In the past year, there has been a global shipping container shortage. As a result, rates have skyrocketed and there has been an increase in issues all along the supply chain. This has disrupted global trade in unforeseen ways.
How It Started
The issues began in early 2020, when due to the COVID-19 pandemic, lockdowns went into place all over the world. Companies stopped producing their materials and products, and global trade drastically declined. As a result, many companies began shipping less goods. Less countries were exporting or importing, and shipping containers were left empty. Consequently, empty containers began to pile up instead of ending up at their next destination.
With so many storage units stocked in one place, shipping decreased even as industry professionals started going back to work. A large amount became halted at inland container depots, instead of heading back to Asia to be filled and continue along the trade routes. Backlogs of containers and goods became prevalent, and as different countries went into lockdowns at different times, supply chains backed up even more.
During this time, most industries were affected. According to EY.com writer Sean Harapko, serious disruptions effected 57% of companies. 72% reported a negative effect on their company. Certain industries were effected more than others, with 97% of industrial product and automotive companies stating that the pandemic had a negative effect on their business.
Eventually, the trading industry started up again. Once this happened, China reportedly gained a monopoly on the containers. China produces a large amount of consumer goods for internal trade. Due to this, they tend to have more storage containers, and choose where to send them next. If someone is not next on the list, it may be a while before they receive the boxes they need. In turn, this also effects other equipment used along the internal supply chain. America and many other countries rely on these systems and have become dependent on the equipment.

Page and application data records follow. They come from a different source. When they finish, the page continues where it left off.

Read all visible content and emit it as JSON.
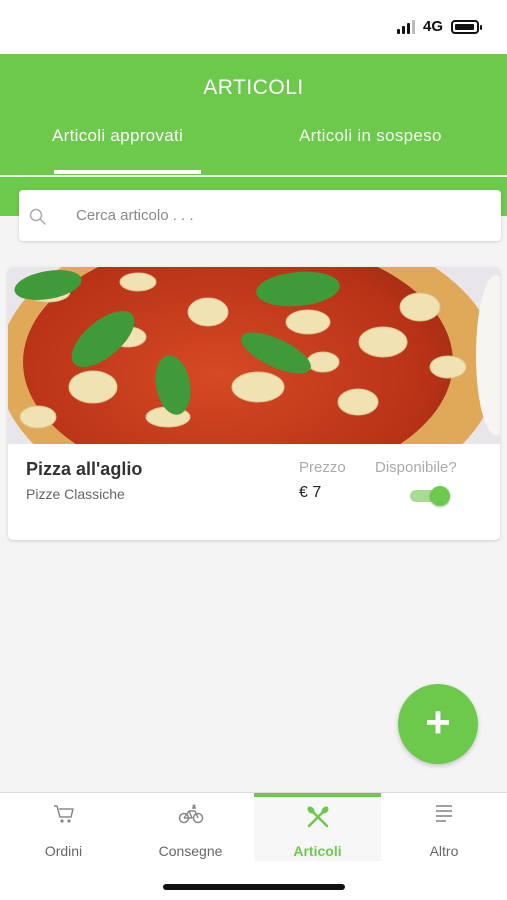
{
  "status_bar": {
    "network": "4G"
  },
  "header": {
    "title": "ARTICOLI",
    "tabs": [
      {
        "label": "Articoli approvati",
        "active": true
      },
      {
        "label": "Articoli in sospeso",
        "active": false
      }
    ]
  },
  "search": {
    "placeholder": "Cerca articolo . . ."
  },
  "items": [
    {
      "name": "Pizza all'aglio",
      "category": "Pizze Classiche",
      "price_label": "Prezzo",
      "price": "€ 7",
      "available_label": "Disponibile?",
      "available": true
    }
  ],
  "fab": {
    "label": "+"
  },
  "bottom_nav": [
    {
      "label": "Ordini",
      "icon": "cart-icon",
      "active": false
    },
    {
      "label": "Consegne",
      "icon": "bicycle-icon",
      "active": false
    },
    {
      "label": "Articoli",
      "icon": "fork-spoon-icon",
      "active": true
    },
    {
      "label": "Altro",
      "icon": "menu-lines-icon",
      "active": false
    }
  ],
  "colors": {
    "accent": "#6cc94b",
    "background": "#f4f4f4"
  }
}
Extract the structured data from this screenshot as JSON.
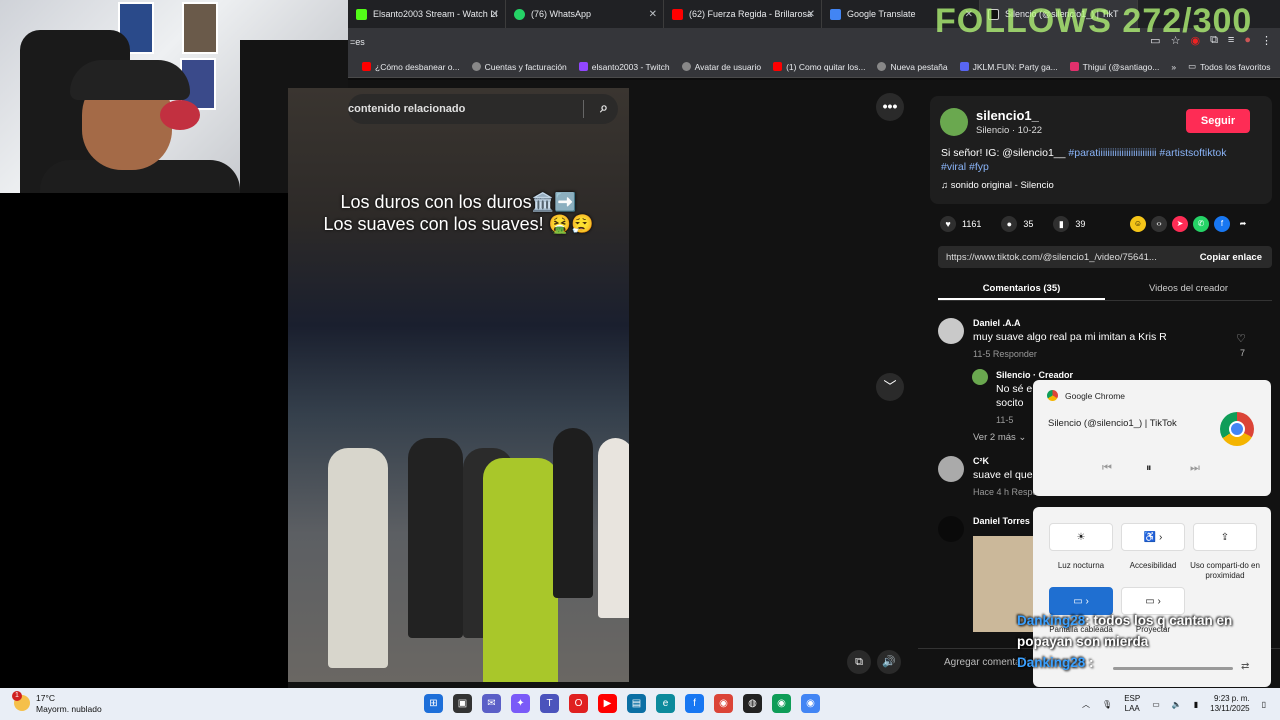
{
  "browser": {
    "tabs": [
      {
        "title": "Elsanto2003 Stream - Watch Li",
        "color": "#53fc18",
        "active": false
      },
      {
        "title": "(76) WhatsApp",
        "color": "#25d366",
        "active": false
      },
      {
        "title": "(62) Fuerza Regida - Brillarosa",
        "color": "#ff0000",
        "active": false
      },
      {
        "title": "Google Translate",
        "color": "#4285f4",
        "active": false
      },
      {
        "title": "Silencio (@silencio1_) | TikT",
        "color": "#111111",
        "active": true
      }
    ],
    "address": "=es",
    "bookmarks": [
      {
        "label": "¿Cómo desbanear o...",
        "color": "#ff0000"
      },
      {
        "label": "Cuentas y facturación",
        "color": "#888888"
      },
      {
        "label": "elsanto2003 - Twitch",
        "color": "#9146ff"
      },
      {
        "label": "Avatar de usuario",
        "color": "#888888"
      },
      {
        "label": "(1) Como quitar los...",
        "color": "#ff0000"
      },
      {
        "label": "Nueva pestaña",
        "color": "#888888"
      },
      {
        "label": "JKLM.FUN: Party ga...",
        "color": "#5865f2"
      },
      {
        "label": "Thiguí (@santiago...",
        "color": "#e1306c"
      }
    ],
    "all_bookmarks": "Todos los favoritos"
  },
  "overlay": {
    "follows": "FOLLOWS 272/300"
  },
  "video": {
    "search_placeholder": "contenido relacionado",
    "caption_line1": "Los duros con los duros🏛️➡️",
    "caption_line2": "Los suaves con los suaves! 🤮😮‍💨"
  },
  "creator": {
    "name": "silencio1_",
    "sub": "Silencio · 10-22",
    "follow": "Seguir",
    "desc_text": "Si señor! IG: @silencio1__ ",
    "desc_tags": "#paratiiiiiiiiiiiiiiiiiiiiiiiii #artistsoftiktok #viral #fyp",
    "sound": "♫  sonido original - Silencio"
  },
  "stats": {
    "likes": "1161",
    "comments": "35",
    "saves": "39"
  },
  "link": {
    "url": "https://www.tiktok.com/@silencio1_/video/75641...",
    "copy": "Copiar enlace"
  },
  "tabs": {
    "comments": "Comentarios (35)",
    "creator_videos": "Videos del creador"
  },
  "comments": [
    {
      "name": "Daniel .A.A",
      "text": "muy suave algo real pa mi imitan a Kris R",
      "meta": "11-5     Responder",
      "likes": "7"
    },
    {
      "name": "Silencio · Creador",
      "text": "No sé e",
      "text2": "socito",
      "meta": "11-5"
    },
    {
      "more": "Ver 2 más ⌄"
    },
    {
      "name": "C²K",
      "text": "suave el que",
      "meta": "Hace 4 h     Responder"
    },
    {
      "name": "Daniel Torres"
    }
  ],
  "add_comment": "Agregar comentario...",
  "chrome_popup": {
    "title": "Google Chrome",
    "media": "Silencio (@silencio1_) | TikTok"
  },
  "quick_settings": {
    "night": "Luz nocturna",
    "access": "Accesibilidad",
    "nearby": "Uso comparti-do en proximidad",
    "screen": "Pantalla cableada",
    "project": "Proyectar"
  },
  "chat": {
    "user": "Danking28",
    "msg": ": todos los q cantan en popayan son mierda",
    "user2": "Danking28",
    "msg2": ":"
  },
  "taskbar": {
    "temp": "17°C",
    "weather": "Mayorm. nublado",
    "lang1": "ESP",
    "lang2": "LAA",
    "time": "9:23 p. m.",
    "date": "13/11/2025",
    "badge": "1"
  }
}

Second, during the pandemic, whilst main facilities were closed, online shopping and ordering soared. It has been reported that in 2020, there was an increase of $105 billion in the ecommerce industry, which is already a several hundred-billion-dollar industry. It hit $598.02 billion in 2019 followed by $791.70 billion in 2020. Experts believe that the pandemic has accelerated e-commerce by two years. Innovations in fulfillment were pushed due to supply chain woes, and many stores assisted with same-day delivery for various merchants. All of this led to further issues in the supply chain, as more orders, both individual and bulk, meant the need for more shipping containers.

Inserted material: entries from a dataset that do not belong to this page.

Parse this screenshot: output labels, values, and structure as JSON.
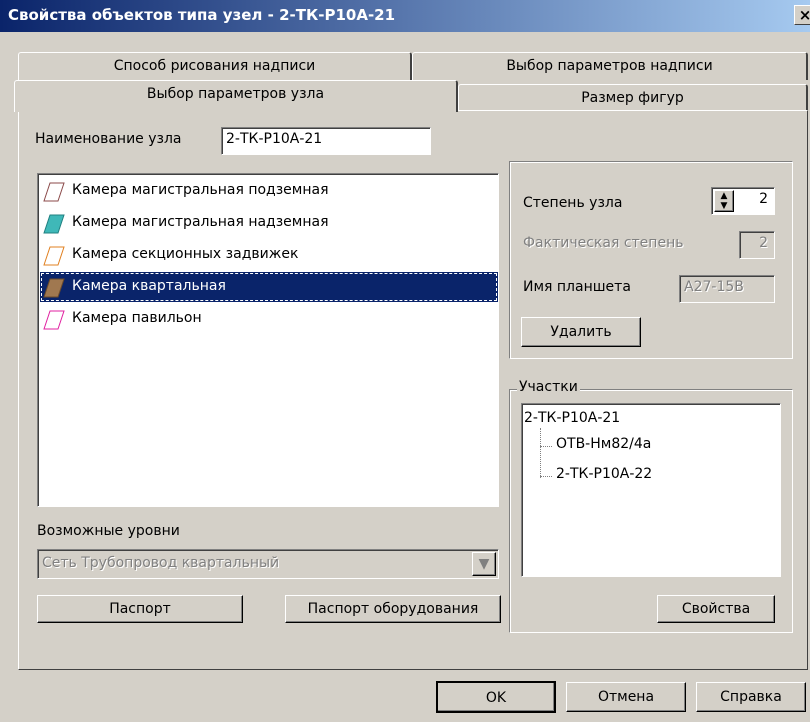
{
  "window": {
    "title": "Свойства объектов типа узел - 2-ТК-Р10А-21",
    "close_label": "×"
  },
  "tabs": [
    {
      "label": "Способ рисования надписи"
    },
    {
      "label": "Выбор параметров надписи"
    },
    {
      "label": "Выбор параметров узла"
    },
    {
      "label": "Размер фигур"
    }
  ],
  "node_name": {
    "label": "Наименование узла",
    "value": "2-ТК-Р10А-21"
  },
  "node_types": [
    {
      "label": "Камера магистральная подземная",
      "icon_color": "#8b4a4a",
      "fill": "none"
    },
    {
      "label": "Камера магистральная надземная",
      "icon_color": "#208080",
      "fill": "#3fb8b8"
    },
    {
      "label": "Камера секционных задвижек",
      "icon_color": "#e08020",
      "fill": "none"
    },
    {
      "label": "Камера квартальная",
      "icon_color": "#6b4a2a",
      "fill": "#a07850",
      "selected": true
    },
    {
      "label": "Камера павильон",
      "icon_color": "#e020a0",
      "fill": "none"
    }
  ],
  "degree": {
    "label": "Степень узла",
    "value": "2"
  },
  "actual_degree": {
    "label": "Фактическая степень",
    "value": "2"
  },
  "tablet": {
    "label": "Имя планшета",
    "value": "А27-15В"
  },
  "delete_button": "Удалить",
  "sections": {
    "label": "Участки",
    "root": "2-ТК-Р10А-21",
    "children": [
      "ОТВ-Нм82/4а",
      "2-ТК-Р10А-22"
    ]
  },
  "levels": {
    "label": "Возможные уровни",
    "value": "Сеть Трубопровод квартальный"
  },
  "buttons": {
    "passport": "Паспорт",
    "equipment_passport": "Паспорт оборудования",
    "properties": "Свойства",
    "ok": "OK",
    "cancel": "Отмена",
    "help": "Справка"
  }
}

Unrelated Issues Affect Supply Chains
A third dilemma that impacted the industry was the Suez Canal blockage in March. The Ever Given, the ship that was stuck in the canal, was trapped for nearly 7 days. While it has now been several months since the blockage, shipping lines are still recovering. The Suez Canal accounts for 13% of passage of global sea trade. During the blockage, many ships were impacted, delaying shipments. Many of the ships stopped in this canal contained shipping containers, meaning they could not make it to their next destinations on time.

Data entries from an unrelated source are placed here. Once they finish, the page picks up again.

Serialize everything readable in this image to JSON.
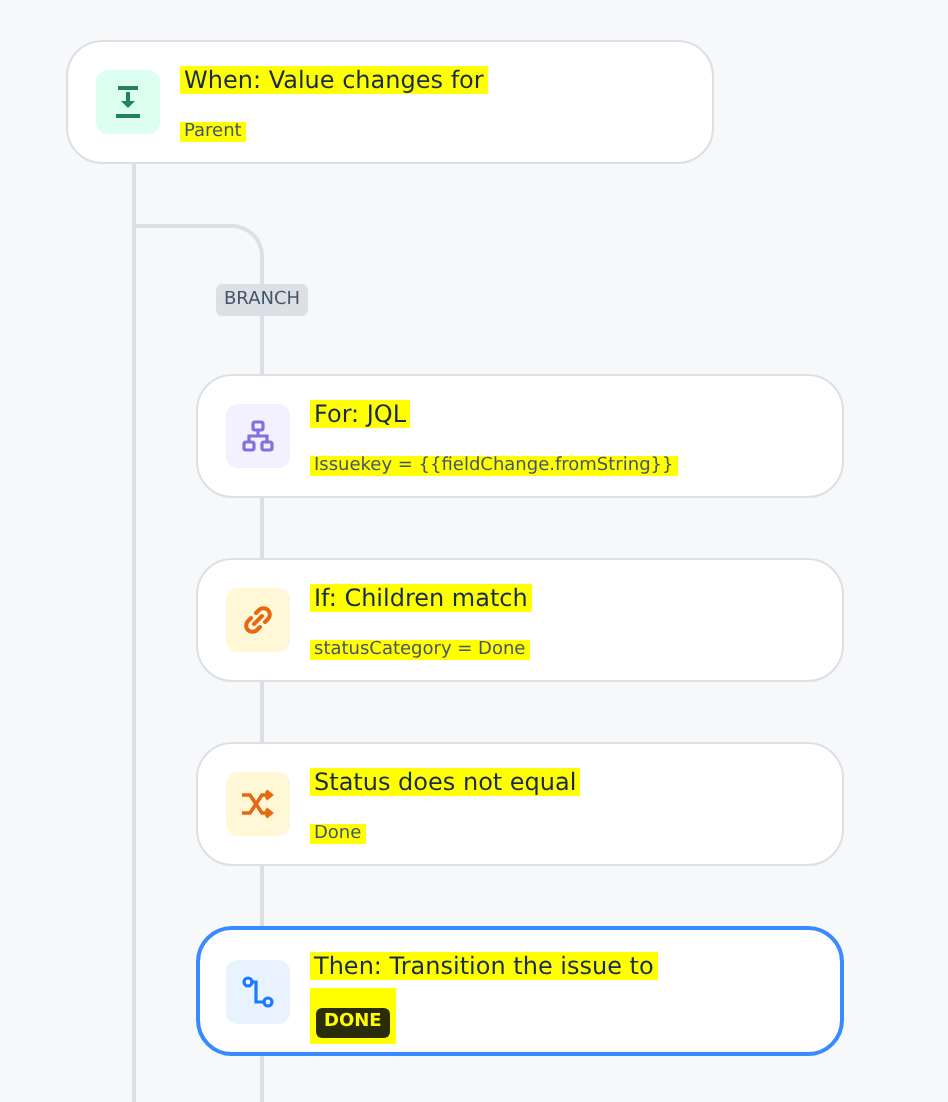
{
  "trigger": {
    "kind": "trigger",
    "title": "When: Value changes for",
    "subtitle": "Parent",
    "highlighted": true
  },
  "branch": {
    "label": "BRANCH"
  },
  "steps": [
    {
      "kind": "branch",
      "title": "For: JQL",
      "subtitle": "Issuekey = {{fieldChange.fromString}}",
      "highlighted": true,
      "selected": false
    },
    {
      "kind": "condition",
      "title": "If: Children match",
      "subtitle": "statusCategory = Done",
      "highlighted": true,
      "selected": false
    },
    {
      "kind": "compare",
      "title": "Status does not equal",
      "subtitle": "Done",
      "highlighted": true,
      "selected": false
    },
    {
      "kind": "action",
      "title": "Then: Transition the issue to",
      "status": "DONE",
      "highlighted": true,
      "selected": true
    }
  ]
}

The Ever Given itself was not able to unload some of its cargo, which consisted of 18,000 shipping containers, due to its delays. After being stuck in the canal, it was then stopped in a lake off of the canal for months. During this time, the involved parties tried to negotiate compensation for the delay. Consequently, the ship arrive far too late for many of the seasonal clothing products onboard. It only arrived in late July, compared to its initial predicted arrival date, which was early spring.
Additionally, various global problems not necessarily related to the pandemic effected global change, and in turn the shipping containers. Texas was hit with a cold snap this winter, freezing the state. This heavily impacted industries that use plastic products. Hurricanes, tornadoes, and tropical storms also impacted various parts of the world, leading to more problems.
Now, a solution to combat these issues could be to produce more shipping containers. However, only a small number of Chinese manufacturers produce these containers, and then lease them out to shipping companies. Even if those companies wanted to produce more, it would be a small amount being produced at a time. Moreover, less containers were produced in 2020 due to shutdowns and as a result companies are still trying to catch-up to the required production and replacement numbers, let alone increase production.
Over a year and a half has passed since COVID-19 was discovered and we are still feeling the negative impacts on supply chain and shipping container shortages. Experts predict this will likely continue throughout the rest of the year and into 2022.